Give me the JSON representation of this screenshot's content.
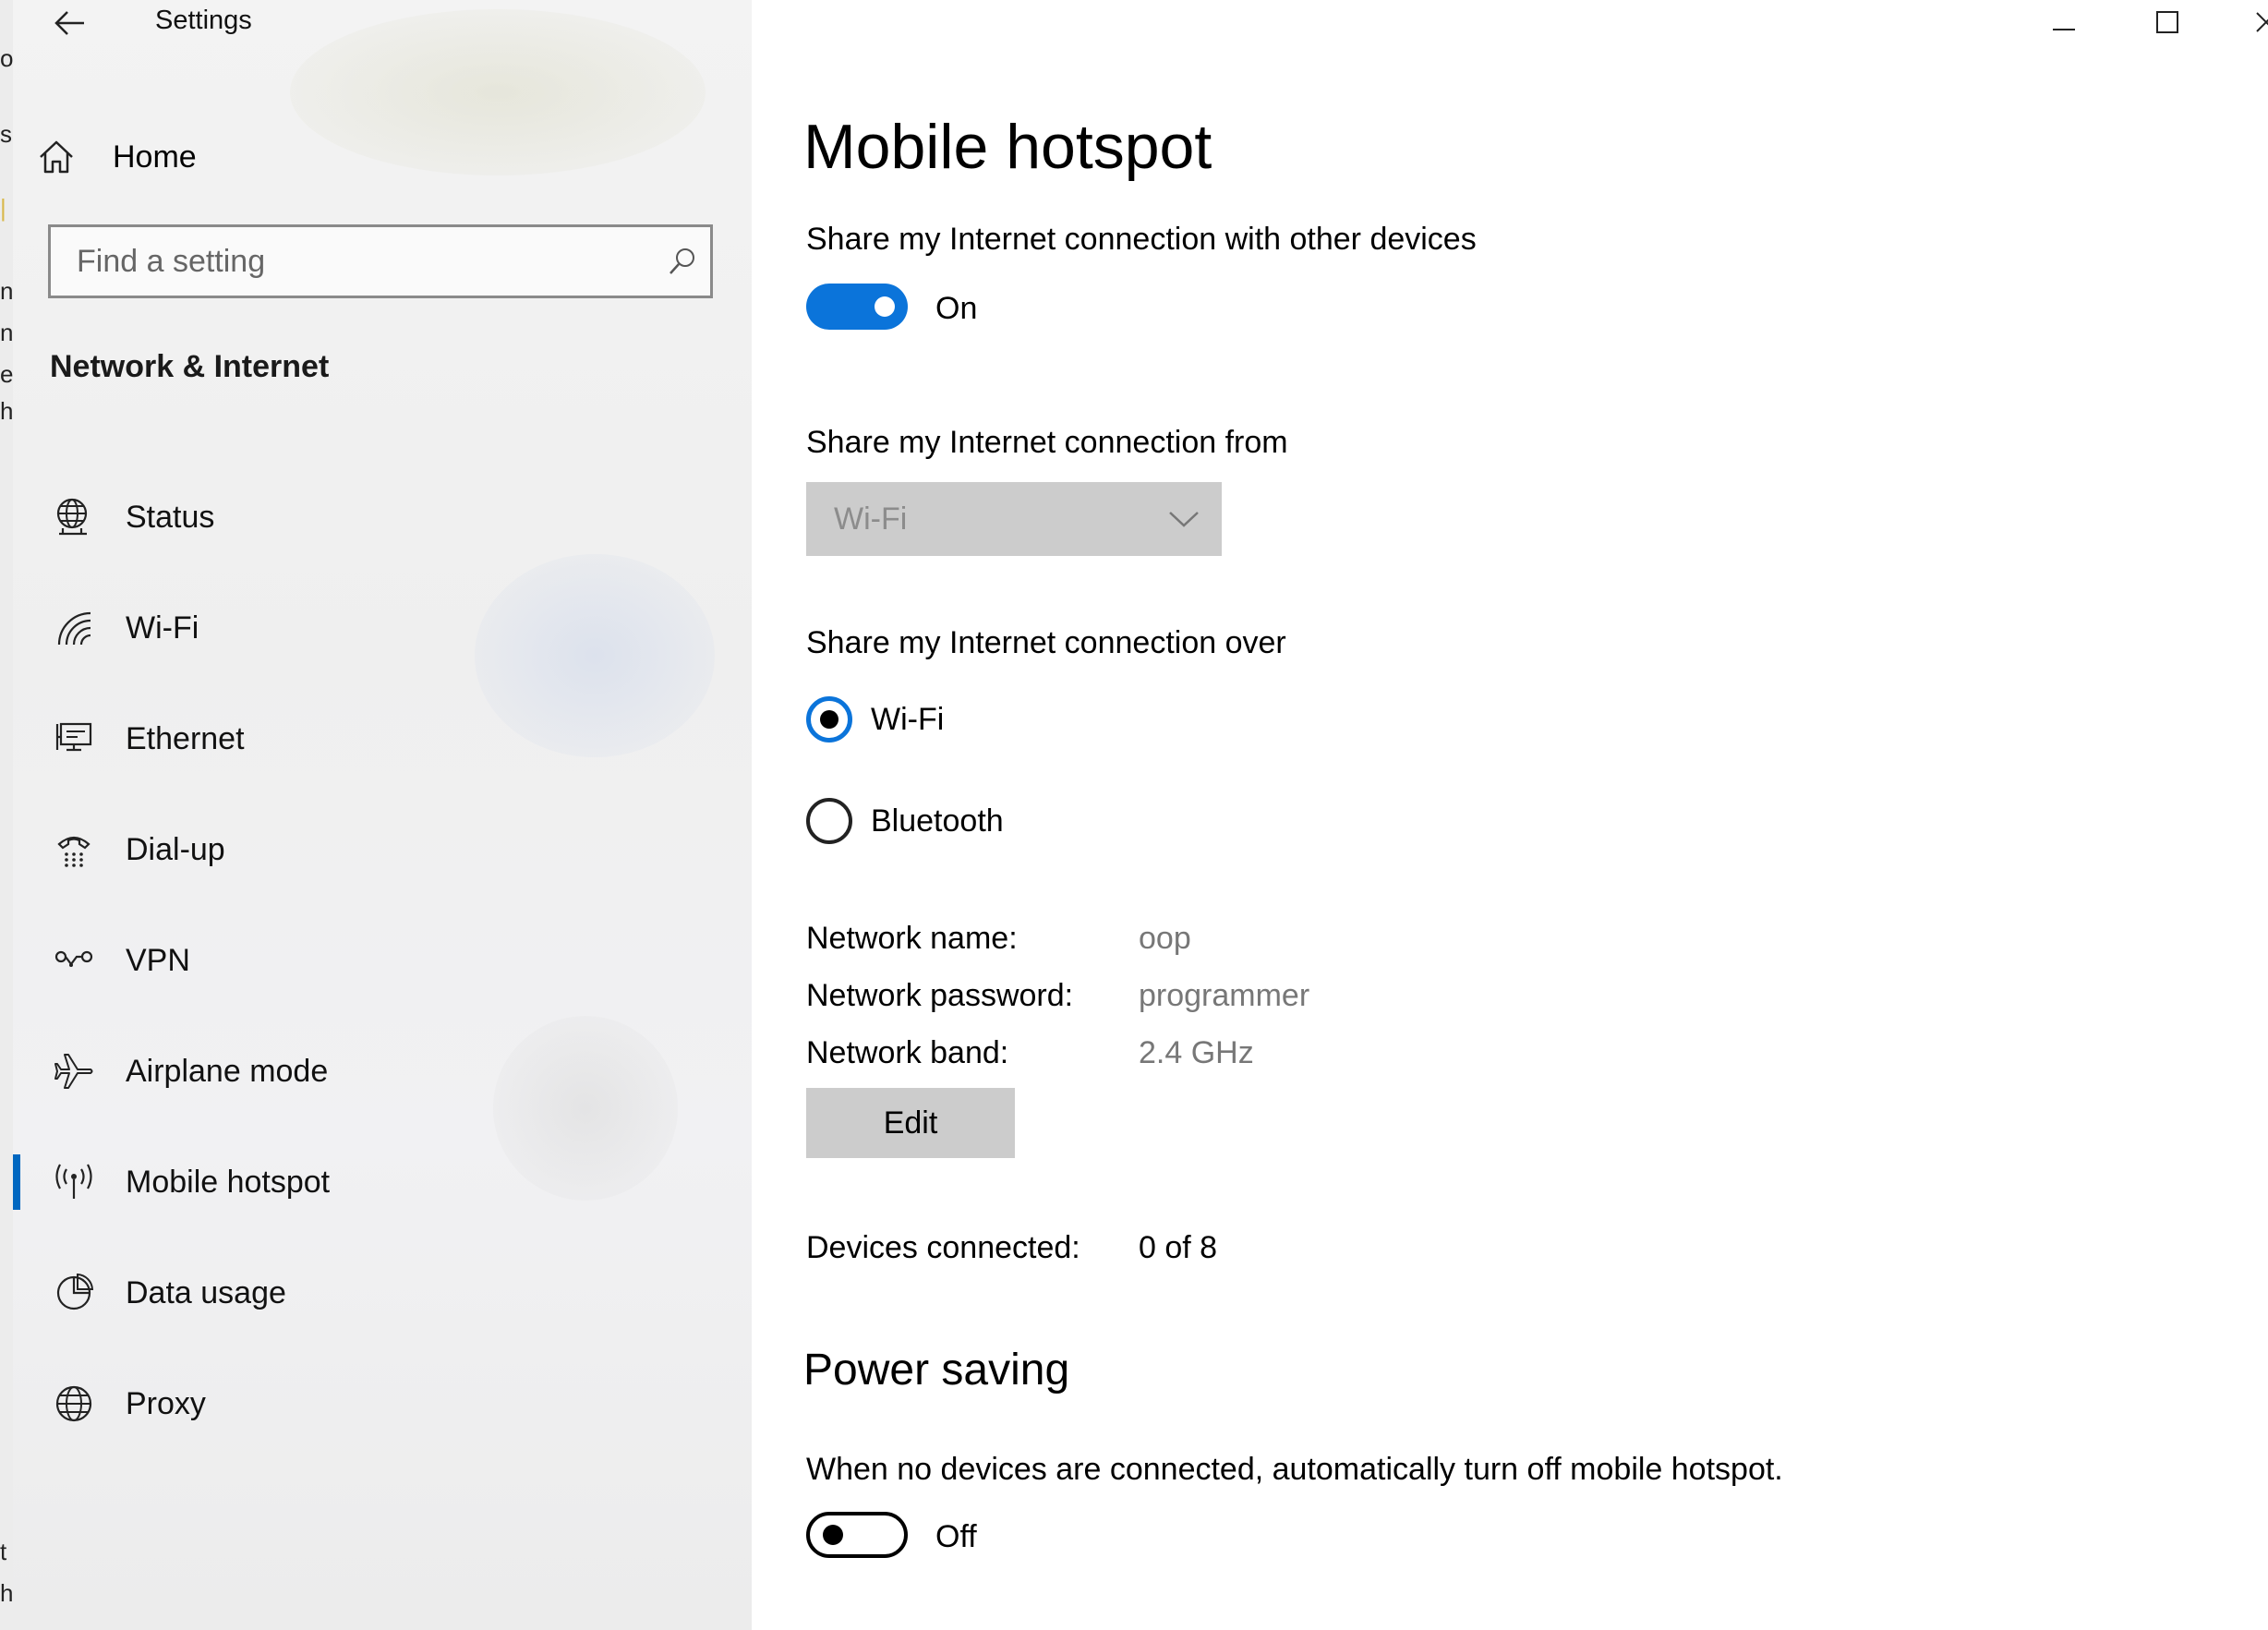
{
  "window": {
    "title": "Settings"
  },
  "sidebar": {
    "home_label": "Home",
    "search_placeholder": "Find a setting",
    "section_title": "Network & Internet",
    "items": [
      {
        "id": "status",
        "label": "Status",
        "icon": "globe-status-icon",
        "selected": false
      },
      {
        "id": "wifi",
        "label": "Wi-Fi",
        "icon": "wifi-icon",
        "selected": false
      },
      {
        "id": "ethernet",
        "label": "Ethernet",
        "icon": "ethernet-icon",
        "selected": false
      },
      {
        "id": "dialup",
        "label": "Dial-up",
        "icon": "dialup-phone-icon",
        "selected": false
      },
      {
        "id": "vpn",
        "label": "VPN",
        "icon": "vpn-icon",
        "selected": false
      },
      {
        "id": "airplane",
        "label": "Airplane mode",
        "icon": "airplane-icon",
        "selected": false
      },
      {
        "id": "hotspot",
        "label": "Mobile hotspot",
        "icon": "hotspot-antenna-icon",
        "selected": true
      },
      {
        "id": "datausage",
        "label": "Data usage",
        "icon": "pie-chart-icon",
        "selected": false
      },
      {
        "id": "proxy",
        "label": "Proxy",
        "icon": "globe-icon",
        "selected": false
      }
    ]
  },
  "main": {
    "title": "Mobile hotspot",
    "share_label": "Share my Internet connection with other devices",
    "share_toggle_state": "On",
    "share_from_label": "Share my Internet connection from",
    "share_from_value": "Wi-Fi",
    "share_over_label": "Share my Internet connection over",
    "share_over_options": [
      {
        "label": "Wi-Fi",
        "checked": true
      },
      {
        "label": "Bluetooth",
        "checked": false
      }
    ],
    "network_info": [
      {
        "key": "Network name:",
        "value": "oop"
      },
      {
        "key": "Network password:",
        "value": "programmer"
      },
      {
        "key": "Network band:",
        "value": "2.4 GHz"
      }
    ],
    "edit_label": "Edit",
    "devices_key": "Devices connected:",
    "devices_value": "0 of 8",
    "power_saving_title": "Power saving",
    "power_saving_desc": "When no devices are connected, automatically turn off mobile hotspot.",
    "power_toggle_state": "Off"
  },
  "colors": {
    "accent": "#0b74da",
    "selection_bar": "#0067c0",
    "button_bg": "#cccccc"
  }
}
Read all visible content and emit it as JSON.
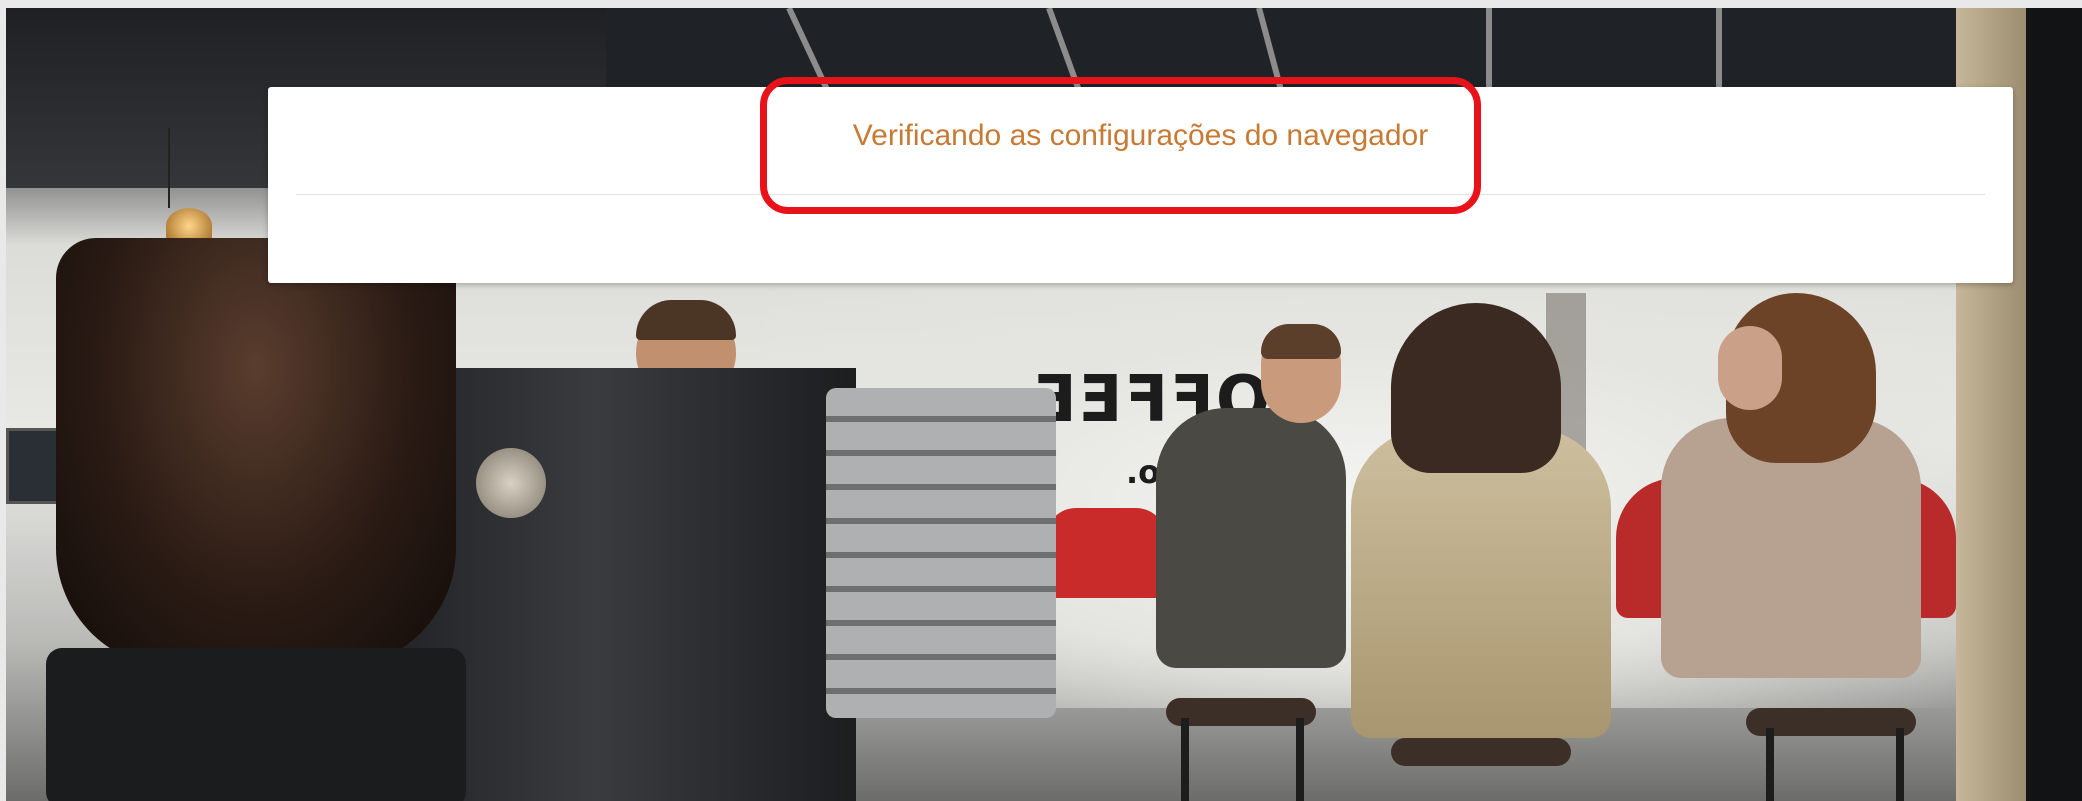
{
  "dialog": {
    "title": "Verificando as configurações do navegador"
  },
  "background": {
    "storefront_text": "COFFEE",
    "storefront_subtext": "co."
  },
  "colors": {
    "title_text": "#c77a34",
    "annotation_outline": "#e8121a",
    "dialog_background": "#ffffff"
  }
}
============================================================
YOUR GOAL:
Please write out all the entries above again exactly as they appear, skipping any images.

ANSWER TO THIS PROBLEM:
Give me the JSON representation of this screenshot's content.
{
  "window": {
    "title": "Settings"
  },
  "sidebar": {
    "home_label": "Home",
    "search_placeholder": "Find a setting",
    "section_title": "Network & Internet",
    "items": [
      {
        "id": "status",
        "label": "Status",
        "icon": "globe-status-icon",
        "selected": false
      },
      {
        "id": "wifi",
        "label": "Wi-Fi",
        "icon": "wifi-icon",
        "selected": false
      },
      {
        "id": "ethernet",
        "label": "Ethernet",
        "icon": "ethernet-icon",
        "selected": false
      },
      {
        "id": "dialup",
        "label": "Dial-up",
        "icon": "dialup-phone-icon",
        "selected": false
      },
      {
        "id": "vpn",
        "label": "VPN",
        "icon": "vpn-icon",
        "selected": false
      },
      {
        "id": "airplane",
        "label": "Airplane mode",
        "icon": "airplane-icon",
        "selected": false
      },
      {
        "id": "hotspot",
        "label": "Mobile hotspot",
        "icon": "hotspot-antenna-icon",
        "selected": true
      },
      {
        "id": "datausage",
        "label": "Data usage",
        "icon": "pie-chart-icon",
        "selected": false
      },
      {
        "id": "proxy",
        "label": "Proxy",
        "icon": "globe-icon",
        "selected": false
      }
    ]
  },
  "main": {
    "title": "Mobile hotspot",
    "share_label": "Share my Internet connection with other devices",
    "share_toggle_state": "On",
    "share_from_label": "Share my Internet connection from",
    "share_from_value": "Wi-Fi",
    "share_over_label": "Share my Internet connection over",
    "share_over_options": [
      {
        "label": "Wi-Fi",
        "checked": true
      },
      {
        "label": "Bluetooth",
        "checked": false
      }
    ],
    "network_info": [
      {
        "key": "Network name:",
        "value": "oop"
      },
      {
        "key": "Network password:",
        "value": "programmer"
      },
      {
        "key": "Network band:",
        "value": "2.4 GHz"
      }
    ],
    "edit_label": "Edit",
    "devices_key": "Devices connected:",
    "devices_value": "0 of 8",
    "power_saving_title": "Power saving",
    "power_saving_desc": "When no devices are connected, automatically turn off mobile hotspot.",
    "power_toggle_state": "Off"
  },
  "colors": {
    "accent": "#0b74da",
    "selection_bar": "#0067c0",
    "button_bg": "#cccccc"
  }
}
Read all visible content and emit it as JSON.
{
  "dialog": {
    "title": "Verificando as configurações do navegador"
  },
  "background": {
    "storefront_text": "COFFEE",
    "storefront_subtext": "co."
  },
  "colors": {
    "title_text": "#c77a34",
    "annotation_outline": "#e8121a",
    "dialog_background": "#ffffff"
  }
}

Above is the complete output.